(Web page and app entries)

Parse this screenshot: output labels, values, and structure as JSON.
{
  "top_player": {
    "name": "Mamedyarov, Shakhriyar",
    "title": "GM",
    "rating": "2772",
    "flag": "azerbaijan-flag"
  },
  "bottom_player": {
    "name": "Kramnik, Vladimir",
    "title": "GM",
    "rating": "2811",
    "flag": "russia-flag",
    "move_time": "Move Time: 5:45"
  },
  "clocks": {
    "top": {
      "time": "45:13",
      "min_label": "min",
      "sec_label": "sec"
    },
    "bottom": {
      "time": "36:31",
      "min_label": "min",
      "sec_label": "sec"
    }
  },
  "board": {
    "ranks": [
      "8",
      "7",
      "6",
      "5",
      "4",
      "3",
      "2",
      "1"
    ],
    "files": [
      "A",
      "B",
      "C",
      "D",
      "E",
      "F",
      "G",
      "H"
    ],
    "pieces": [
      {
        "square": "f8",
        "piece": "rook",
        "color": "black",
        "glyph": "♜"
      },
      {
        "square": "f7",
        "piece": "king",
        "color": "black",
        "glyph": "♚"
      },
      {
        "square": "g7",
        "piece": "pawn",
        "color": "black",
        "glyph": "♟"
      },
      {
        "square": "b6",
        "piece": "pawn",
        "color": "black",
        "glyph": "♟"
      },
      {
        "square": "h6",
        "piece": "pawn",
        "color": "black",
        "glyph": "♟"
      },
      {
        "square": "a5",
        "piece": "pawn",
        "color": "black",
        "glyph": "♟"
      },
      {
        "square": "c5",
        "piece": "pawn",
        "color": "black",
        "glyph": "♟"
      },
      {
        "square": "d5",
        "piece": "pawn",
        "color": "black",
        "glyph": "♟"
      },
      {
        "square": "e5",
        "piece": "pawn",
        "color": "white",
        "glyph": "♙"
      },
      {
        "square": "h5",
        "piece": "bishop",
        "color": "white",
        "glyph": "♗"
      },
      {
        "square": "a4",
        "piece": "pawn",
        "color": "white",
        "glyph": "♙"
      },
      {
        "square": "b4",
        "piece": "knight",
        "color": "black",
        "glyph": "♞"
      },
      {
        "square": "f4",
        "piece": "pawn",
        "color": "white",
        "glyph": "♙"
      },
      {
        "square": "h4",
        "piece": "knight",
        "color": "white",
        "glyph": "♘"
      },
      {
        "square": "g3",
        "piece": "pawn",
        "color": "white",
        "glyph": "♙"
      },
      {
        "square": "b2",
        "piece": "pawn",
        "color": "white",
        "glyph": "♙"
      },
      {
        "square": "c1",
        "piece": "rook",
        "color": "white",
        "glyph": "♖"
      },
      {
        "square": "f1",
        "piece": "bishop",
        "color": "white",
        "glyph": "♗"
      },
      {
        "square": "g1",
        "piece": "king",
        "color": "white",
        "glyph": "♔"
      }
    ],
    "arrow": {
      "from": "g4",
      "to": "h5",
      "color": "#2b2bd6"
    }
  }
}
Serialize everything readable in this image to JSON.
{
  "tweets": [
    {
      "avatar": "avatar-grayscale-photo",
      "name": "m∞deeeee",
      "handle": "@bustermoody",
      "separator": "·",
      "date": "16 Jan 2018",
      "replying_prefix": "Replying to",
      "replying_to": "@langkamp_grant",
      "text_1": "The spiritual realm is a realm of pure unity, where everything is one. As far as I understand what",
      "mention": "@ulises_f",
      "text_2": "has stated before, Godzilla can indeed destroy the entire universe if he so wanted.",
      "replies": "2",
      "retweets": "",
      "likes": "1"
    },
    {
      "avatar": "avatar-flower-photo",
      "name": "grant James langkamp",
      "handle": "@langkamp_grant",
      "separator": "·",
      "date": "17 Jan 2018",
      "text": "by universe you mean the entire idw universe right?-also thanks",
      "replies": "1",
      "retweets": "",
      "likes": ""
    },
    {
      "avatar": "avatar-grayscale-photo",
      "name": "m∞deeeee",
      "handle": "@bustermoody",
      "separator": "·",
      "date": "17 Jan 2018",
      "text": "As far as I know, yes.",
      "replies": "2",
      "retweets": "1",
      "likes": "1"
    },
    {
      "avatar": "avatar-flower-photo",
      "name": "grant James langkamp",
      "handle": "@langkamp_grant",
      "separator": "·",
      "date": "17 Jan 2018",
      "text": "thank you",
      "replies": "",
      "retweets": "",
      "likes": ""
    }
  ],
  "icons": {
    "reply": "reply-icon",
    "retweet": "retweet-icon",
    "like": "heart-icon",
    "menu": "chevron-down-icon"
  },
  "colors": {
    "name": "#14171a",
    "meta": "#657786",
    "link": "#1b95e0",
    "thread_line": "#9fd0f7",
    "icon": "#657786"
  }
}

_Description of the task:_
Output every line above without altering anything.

_Answer to the problem:_
Parse this screenshot: output labels, values, and structure as JSON.
{
  "top_player": {
    "name": "Mamedyarov, Shakhriyar",
    "title": "GM",
    "rating": "2772",
    "flag": "azerbaijan-flag"
  },
  "bottom_player": {
    "name": "Kramnik, Vladimir",
    "title": "GM",
    "rating": "2811",
    "flag": "russia-flag",
    "move_time": "Move Time: 5:45"
  },
  "clocks": {
    "top": {
      "time": "45:13",
      "min_label": "min",
      "sec_label": "sec"
    },
    "bottom": {
      "time": "36:31",
      "min_label": "min",
      "sec_label": "sec"
    }
  },
  "board": {
    "ranks": [
      "8",
      "7",
      "6",
      "5",
      "4",
      "3",
      "2",
      "1"
    ],
    "files": [
      "A",
      "B",
      "C",
      "D",
      "E",
      "F",
      "G",
      "H"
    ],
    "pieces": [
      {
        "square": "f8",
        "piece": "rook",
        "color": "black",
        "glyph": "♜"
      },
      {
        "square": "f7",
        "piece": "king",
        "color": "black",
        "glyph": "♚"
      },
      {
        "square": "g7",
        "piece": "pawn",
        "color": "black",
        "glyph": "♟"
      },
      {
        "square": "b6",
        "piece": "pawn",
        "color": "black",
        "glyph": "♟"
      },
      {
        "square": "h6",
        "piece": "pawn",
        "color": "black",
        "glyph": "♟"
      },
      {
        "square": "a5",
        "piece": "pawn",
        "color": "black",
        "glyph": "♟"
      },
      {
        "square": "c5",
        "piece": "pawn",
        "color": "black",
        "glyph": "♟"
      },
      {
        "square": "d5",
        "piece": "pawn",
        "color": "black",
        "glyph": "♟"
      },
      {
        "square": "e5",
        "piece": "pawn",
        "color": "white",
        "glyph": "♙"
      },
      {
        "square": "h5",
        "piece": "bishop",
        "color": "white",
        "glyph": "♗"
      },
      {
        "square": "a4",
        "piece": "pawn",
        "color": "white",
        "glyph": "♙"
      },
      {
        "square": "b4",
        "piece": "knight",
        "color": "black",
        "glyph": "♞"
      },
      {
        "square": "f4",
        "piece": "pawn",
        "color": "white",
        "glyph": "♙"
      },
      {
        "square": "h4",
        "piece": "knight",
        "color": "white",
        "glyph": "♘"
      },
      {
        "square": "g3",
        "piece": "pawn",
        "color": "white",
        "glyph": "♙"
      },
      {
        "square": "b2",
        "piece": "pawn",
        "color": "white",
        "glyph": "♙"
      },
      {
        "square": "c1",
        "piece": "rook",
        "color": "white",
        "glyph": "♖"
      },
      {
        "square": "f1",
        "piece": "bishop",
        "color": "white",
        "glyph": "♗"
      },
      {
        "square": "g1",
        "piece": "king",
        "color": "white",
        "glyph": "♔"
      }
    ],
    "arrow": {
      "from": "g4",
      "to": "h5",
      "color": "#2b2bd6"
    }
  }
}
Serialize everything readable in this image to JSON.
{
  "tweets": [
    {
      "avatar": "avatar-grayscale-photo",
      "name": "m∞deeeee",
      "handle": "@bustermoody",
      "separator": "·",
      "date": "16 Jan 2018",
      "replying_prefix": "Replying to",
      "replying_to": "@langkamp_grant",
      "text_1": "The spiritual realm is a realm of pure unity, where everything is one. As far as I understand what",
      "mention": "@ulises_f",
      "text_2": "has stated before, Godzilla can indeed destroy the entire universe if he so wanted.",
      "replies": "2",
      "retweets": "",
      "likes": "1"
    },
    {
      "avatar": "avatar-flower-photo",
      "name": "grant James langkamp",
      "handle": "@langkamp_grant",
      "separator": "·",
      "date": "17 Jan 2018",
      "text": "by universe you mean the entire idw universe right?-also thanks",
      "replies": "1",
      "retweets": "",
      "likes": ""
    },
    {
      "avatar": "avatar-grayscale-photo",
      "name": "m∞deeeee",
      "handle": "@bustermoody",
      "separator": "·",
      "date": "17 Jan 2018",
      "text": "As far as I know, yes.",
      "replies": "2",
      "retweets": "1",
      "likes": "1"
    },
    {
      "avatar": "avatar-flower-photo",
      "name": "grant James langkamp",
      "handle": "@langkamp_grant",
      "separator": "·",
      "date": "17 Jan 2018",
      "text": "thank you",
      "replies": "",
      "retweets": "",
      "likes": ""
    }
  ],
  "icons": {
    "reply": "reply-icon",
    "retweet": "retweet-icon",
    "like": "heart-icon",
    "menu": "chevron-down-icon"
  },
  "colors": {
    "name": "#14171a",
    "meta": "#657786",
    "link": "#1b95e0",
    "thread_line": "#9fd0f7",
    "icon": "#657786"
  }
}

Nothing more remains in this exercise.